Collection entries
--- START ---
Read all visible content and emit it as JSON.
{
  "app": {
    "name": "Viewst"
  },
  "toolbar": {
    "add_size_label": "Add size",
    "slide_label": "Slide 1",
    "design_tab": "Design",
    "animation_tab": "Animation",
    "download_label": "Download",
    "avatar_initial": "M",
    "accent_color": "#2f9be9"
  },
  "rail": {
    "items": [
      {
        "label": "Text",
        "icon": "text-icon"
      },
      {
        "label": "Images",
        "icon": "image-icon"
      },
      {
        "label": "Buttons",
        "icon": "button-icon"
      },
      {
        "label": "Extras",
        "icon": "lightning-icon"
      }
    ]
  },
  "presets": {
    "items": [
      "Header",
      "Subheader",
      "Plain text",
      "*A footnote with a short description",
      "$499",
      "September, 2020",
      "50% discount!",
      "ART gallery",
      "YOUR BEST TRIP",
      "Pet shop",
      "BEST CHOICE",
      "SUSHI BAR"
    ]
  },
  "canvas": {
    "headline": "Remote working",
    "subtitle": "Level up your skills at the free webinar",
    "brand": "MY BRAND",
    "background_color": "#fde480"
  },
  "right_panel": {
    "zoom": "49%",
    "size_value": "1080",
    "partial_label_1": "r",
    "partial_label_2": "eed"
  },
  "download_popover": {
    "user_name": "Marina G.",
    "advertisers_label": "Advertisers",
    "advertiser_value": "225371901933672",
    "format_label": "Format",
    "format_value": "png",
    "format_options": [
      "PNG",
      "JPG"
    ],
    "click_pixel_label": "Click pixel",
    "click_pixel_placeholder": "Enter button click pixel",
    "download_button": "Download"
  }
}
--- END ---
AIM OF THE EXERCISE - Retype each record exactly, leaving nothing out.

ANSWER SPACE -
Read all visible content and emit it as JSON.
{
  "app": {
    "name": "Viewst"
  },
  "toolbar": {
    "add_size_label": "Add size",
    "slide_label": "Slide 1",
    "design_tab": "Design",
    "animation_tab": "Animation",
    "download_label": "Download",
    "avatar_initial": "M",
    "accent_color": "#2f9be9"
  },
  "rail": {
    "items": [
      {
        "label": "Text",
        "icon": "text-icon"
      },
      {
        "label": "Images",
        "icon": "image-icon"
      },
      {
        "label": "Buttons",
        "icon": "button-icon"
      },
      {
        "label": "Extras",
        "icon": "lightning-icon"
      }
    ]
  },
  "presets": {
    "items": [
      "Header",
      "Subheader",
      "Plain text",
      "*A footnote with a short description",
      "$499",
      "September, 2020",
      "50% discount!",
      "ART gallery",
      "YOUR BEST TRIP",
      "Pet shop",
      "BEST CHOICE",
      "SUSHI BAR"
    ]
  },
  "canvas": {
    "headline": "Remote working",
    "subtitle": "Level up your skills at the free webinar",
    "brand": "MY BRAND",
    "background_color": "#fde480"
  },
  "right_panel": {
    "zoom": "49%",
    "size_value": "1080",
    "partial_label_1": "r",
    "partial_label_2": "eed"
  },
  "download_popover": {
    "user_name": "Marina G.",
    "advertisers_label": "Advertisers",
    "advertiser_value": "225371901933672",
    "format_label": "Format",
    "format_value": "png",
    "format_options": [
      "PNG",
      "JPG"
    ],
    "click_pixel_label": "Click pixel",
    "click_pixel_placeholder": "Enter button click pixel",
    "download_button": "Download"
  }
}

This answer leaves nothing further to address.